Though the balance of storytelling between Plame and Wilson's marriage and the insider dealings at the CIA set Fair Game apart from most political thrillers, the union between these two extraordinary people feels remarkably pedestrian. They struggle with caring for their twin children, with spending any real time together and with respecting one anthers' personal secrets, but aside from the fact that Wilson isn't legally allowed to know where his wife goes on her secret mission, their problems feel no different from dozens of other marital dramas. Penn and Watts, while each digging deep into their own characters, never establish a spark that makes Plame and Wilson seem like especially close, respectful colleagues. That chilly distance creeping into their marriage obviously bothers them, but it's hard to ever imagine the two laughing together or coming home to talk about anything but work.

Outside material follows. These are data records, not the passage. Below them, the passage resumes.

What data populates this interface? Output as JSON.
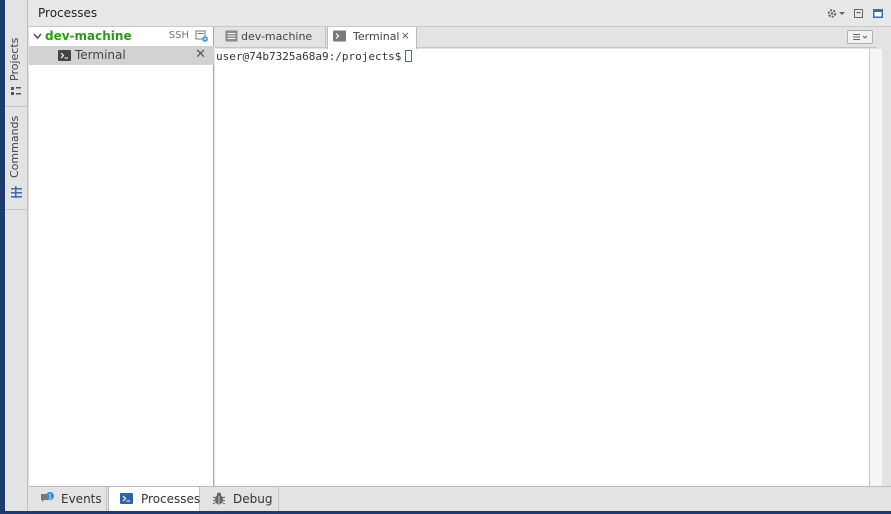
{
  "header": {
    "title": "Processes"
  },
  "side_tabs": [
    {
      "label": "Projects",
      "icon": "project-explorer-icon"
    },
    {
      "label": "Commands",
      "icon": "commands-icon"
    }
  ],
  "process_tree": {
    "machine": {
      "name": "dev-machine",
      "expanded": true,
      "connection_label": "SSH",
      "machine_icon": "add-process-icon"
    },
    "processes": [
      {
        "label": "Terminal",
        "icon": "terminal-icon",
        "selected": true
      }
    ]
  },
  "editor_tabs": [
    {
      "label": "dev-machine",
      "icon": "machine-info-icon",
      "active": false
    },
    {
      "label": "Terminal",
      "icon": "terminal-icon",
      "active": true,
      "close": "×"
    }
  ],
  "terminal": {
    "prompt": "user@74b7325a68a9:/projects$"
  },
  "bottom_tabs": [
    {
      "label": "Events",
      "icon": "events-icon",
      "badge": "1",
      "active": false
    },
    {
      "label": "Processes",
      "icon": "terminal-icon",
      "active": true
    },
    {
      "label": "Debug",
      "icon": "bug-icon",
      "active": false
    }
  ],
  "tree_close_glyph": "✕",
  "colors": {
    "machine_green": "#2a9c16",
    "frame_blue": "#1e3a6e",
    "cursor_blue": "#3b6ea8"
  }
}
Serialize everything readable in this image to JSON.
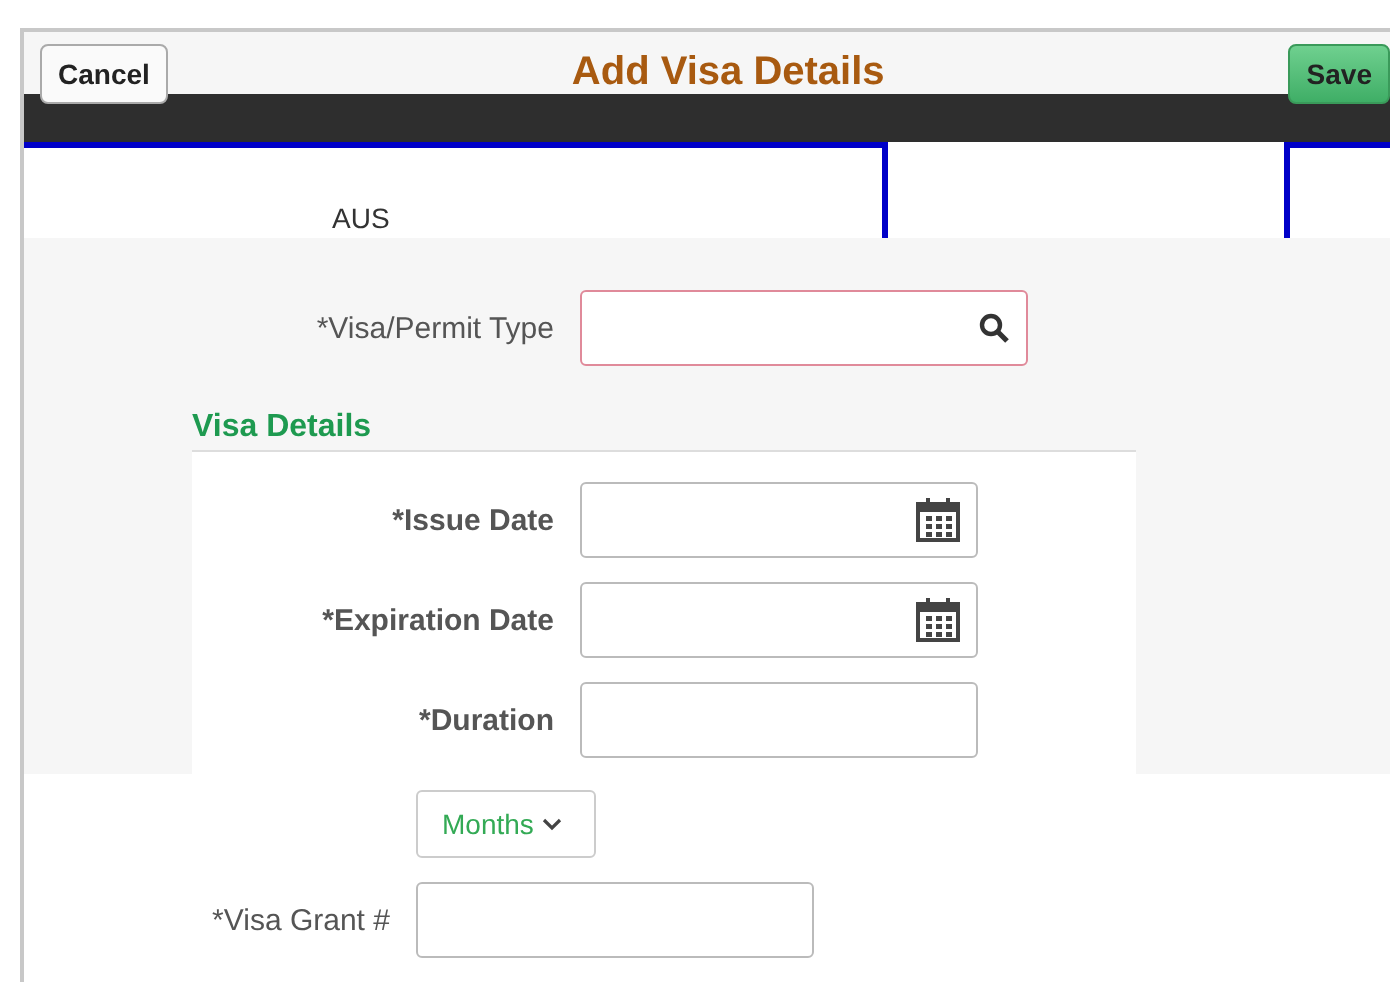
{
  "header": {
    "cancel": "Cancel",
    "title": "Add Visa Details",
    "save": "Save"
  },
  "background": {
    "value": "AUS"
  },
  "visa_type": {
    "label": "*Visa/Permit Type"
  },
  "section": {
    "title": "Visa Details"
  },
  "fields": [
    {
      "label": "*Issue Date",
      "kind": "date"
    },
    {
      "label": "*Expiration Date",
      "kind": "date"
    },
    {
      "label": "*Duration",
      "kind": "text"
    }
  ],
  "unit": {
    "value": "Months"
  },
  "grant": {
    "label": "*Visa Grant #"
  }
}
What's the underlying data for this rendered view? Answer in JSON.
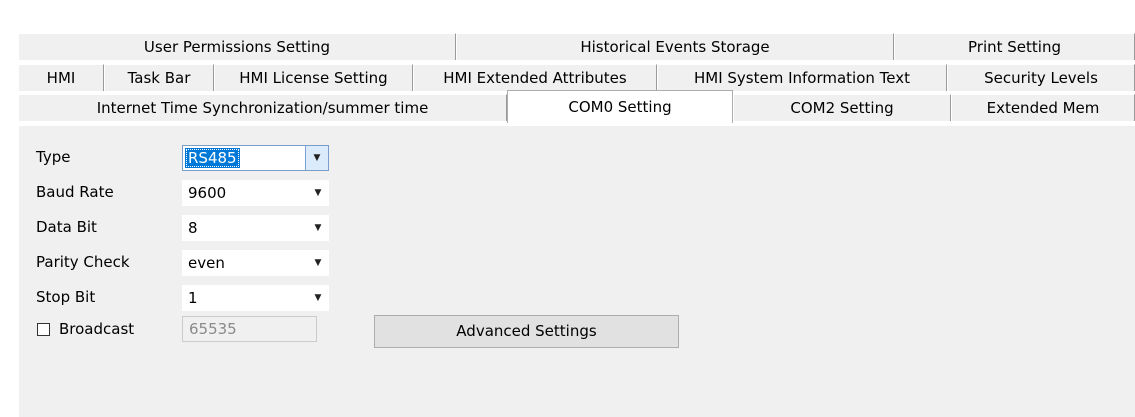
{
  "tabs": {
    "row1": [
      "User Permissions Setting",
      "Historical Events Storage",
      "Print Setting"
    ],
    "row2": [
      "HMI",
      "Task Bar",
      "HMI License Setting",
      "HMI Extended Attributes",
      "HMI System Information Text",
      "Security Levels"
    ],
    "row3": [
      "Internet Time Synchronization/summer time",
      "COM0 Setting",
      "COM2 Setting",
      "Extended Mem"
    ],
    "active": "COM0 Setting"
  },
  "form": {
    "type_label": "Type",
    "type_value": "RS485",
    "baud_label": "Baud Rate",
    "baud_value": "9600",
    "databit_label": "Data Bit",
    "databit_value": "8",
    "parity_label": "Parity Check",
    "parity_value": "even",
    "stopbit_label": "Stop Bit",
    "stopbit_value": "1",
    "broadcast_label": "Broadcast",
    "broadcast_checked": false,
    "broadcast_value": "65535",
    "advanced_button": "Advanced Settings"
  },
  "icons": {
    "dropdown": "chevron-down-icon",
    "checkbox": "checkbox-unchecked-icon"
  },
  "colors": {
    "panel": "#f0f0f0",
    "selection": "#0078d7",
    "focus_arrow_bg": "#dcebfc"
  }
}
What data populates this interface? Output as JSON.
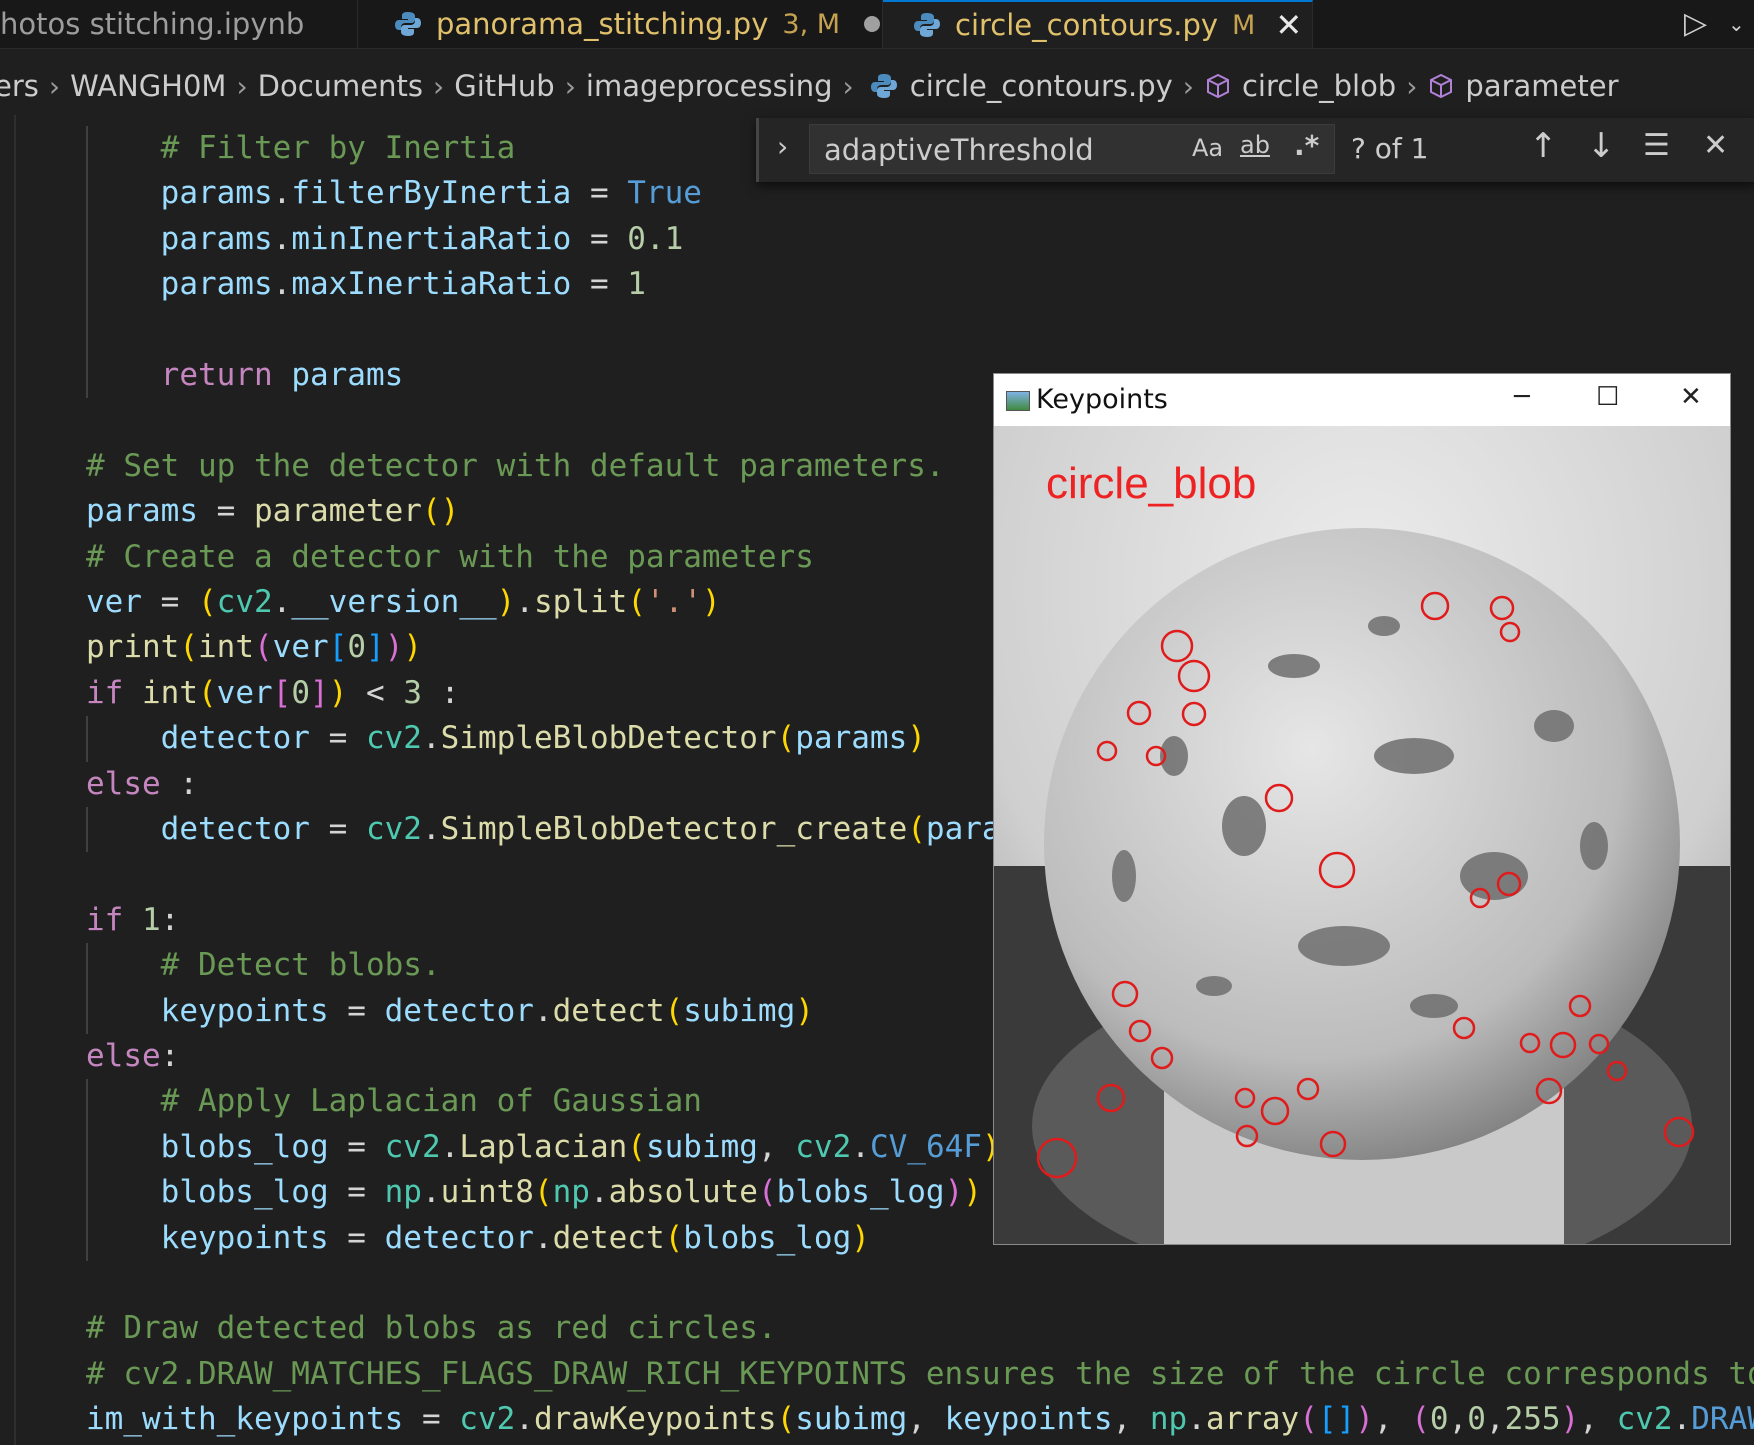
{
  "tabs": [
    {
      "label": "hotos stitching.ipynb"
    },
    {
      "label": "panorama_stitching.py",
      "status": "3, M"
    },
    {
      "label": "circle_contours.py",
      "status": "M"
    }
  ],
  "breadcrumb": {
    "items": [
      "ers",
      "WANGH0M",
      "Documents",
      "GitHub",
      "imageprocessing",
      "circle_contours.py",
      "circle_blob",
      "parameter"
    ]
  },
  "find_widget": {
    "query": "adaptiveThreshold",
    "match_case": "Aa",
    "whole_word": "ab",
    "regex": ".*",
    "result_count": "? of 1"
  },
  "code_lines": [
    "    # Filter by Inertia",
    "    params.filterByInertia = True",
    "    params.minInertiaRatio = 0.1",
    "    params.maxInertiaRatio = 1",
    "",
    "    return params",
    "",
    "# Set up the detector with default parameters.",
    "params = parameter()",
    "# Create a detector with the parameters",
    "ver = (cv2.__version__).split('.')",
    "print(int(ver[0]))",
    "if int(ver[0]) < 3 :",
    "    detector = cv2.SimpleBlobDetector(params)",
    "else :",
    "    detector = cv2.SimpleBlobDetector_create(para",
    "",
    "if 1:",
    "    # Detect blobs.",
    "    keypoints = detector.detect(subimg)",
    "else:",
    "    # Apply Laplacian of Gaussian",
    "    blobs_log = cv2.Laplacian(subimg, cv2.CV_64F)",
    "    blobs_log = np.uint8(np.absolute(blobs_log))",
    "    keypoints = detector.detect(blobs_log)",
    "",
    "# Draw detected blobs as red circles.",
    "# cv2.DRAW_MATCHES_FLAGS_DRAW_RICH_KEYPOINTS ensures the size of the circle corresponds to",
    "im_with_keypoints = cv2.drawKeypoints(subimg, keypoints, np.array([]), (0,0,255), cv2.DRAW"
  ],
  "image_window": {
    "title": "Keypoints",
    "overlay_text": "circle_blob",
    "minimize": "─",
    "maximize": "☐",
    "close": "✕"
  },
  "colors": {
    "editor_bg": "#1f1f1f",
    "keyword": "#c586c0",
    "variable": "#9cdcfe",
    "function": "#dcdcaa",
    "class": "#4ec9b0",
    "number": "#b5cea8",
    "comment": "#6a9955",
    "keypoint_circle": "#ff0000"
  },
  "icons": {
    "run": "play-icon",
    "close": "close-icon",
    "python": "python-icon",
    "symbol": "cube-icon"
  }
}
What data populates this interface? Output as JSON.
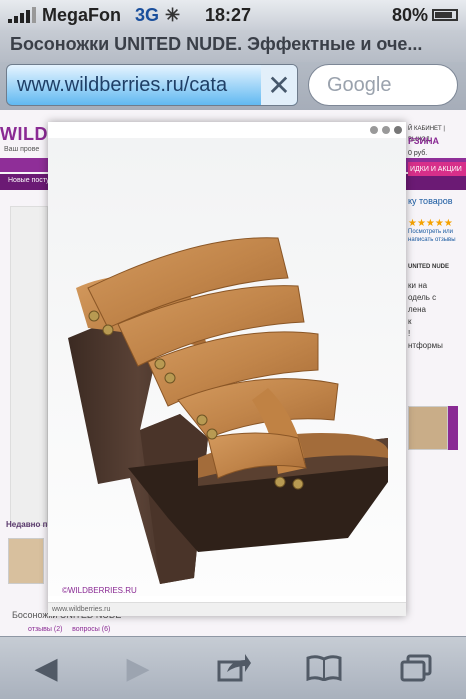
{
  "status_bar": {
    "carrier": "MegaFon",
    "network": "3G",
    "time": "18:27",
    "battery": "80%"
  },
  "browser": {
    "page_title": "Босоножки UNITED NUDE. Эффектные и оче...",
    "url": "www.wildberries.ru/cata",
    "search_placeholder": "Google"
  },
  "background_page": {
    "logo": "WILD",
    "subtitle": "Ваш прове",
    "nav_text": "Новые посту",
    "recent_label": "Недавно пр",
    "bottom_text": "Босоножки UNITED NUDE",
    "tab_reviews": "отзывы (2)",
    "tab_questions": "вопросы (6)",
    "right_panel": {
      "cabinet": "Й КАБИНЕТ | ВЫХОД",
      "cart": "РЗИНА",
      "cart_sum": "0 руб.",
      "sale": "ИДКИ И АКЦИИ",
      "list": "ку товаров",
      "review_link": "Посмотреть или написать отзывы",
      "brand": "UNITED NUDE",
      "desc": [
        "ки на",
        "одель с",
        "лена",
        "к",
        "нтформы"
      ],
      "excl": "!"
    }
  },
  "popup": {
    "watermark": "©WILDBERRIES.RU",
    "caption": "www.wildberries.ru",
    "image_subject": "wedge-sandal"
  },
  "toolbar": {
    "back_icon": "back-arrow-icon",
    "forward_icon": "forward-arrow-icon",
    "share_icon": "share-icon",
    "bookmarks_icon": "bookmarks-icon",
    "tabs_icon": "tabs-icon"
  },
  "colors": {
    "brand": "#8a2a94",
    "url_highlight": "#61b9f1"
  }
}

The scenes at the CIA do a great job of laying out the specifics of the situation, from when Plame first sent her husband on a fact-finding mission to Libya-- with the approval of her colleagues-- to the day Plame's name appeared in Robert Novak's column, effectively ending all her active missions for the agency. While the Washington scenes suffer a little from the doldrums of watching people in suits talk to one another under fluorescent lights, they are aided greatly by the story of the Iraqi informants Plame had been working to help escape the country. The characters are composites based on real life, and while it's a little manipulative to see the innocent women and children stranded on Iraqi streets that will be bombed in a matter of weeks, it's an important and stirring reminder of the real, human costs of petty Washington grudges.
Liman, whose career has jumped somewhat schizophrenically from the first Bourne-- a fantastical but also more stirring take on a spy story-- to his last film Jumper, acquits himself well through all the high-minded drama and restrained emotional impact of this film, but he also seems to be aiming so much for seriousness that he's afraid to make things more interesting. Fair Game is a drama for adults about big, life-and-death ideas, and God knows we've got to be grateful for such things. But for a story with so many rich characters and important ideas and almost unbelievable acts of cruelty to deal with, it slides by with grace but woefully little impact.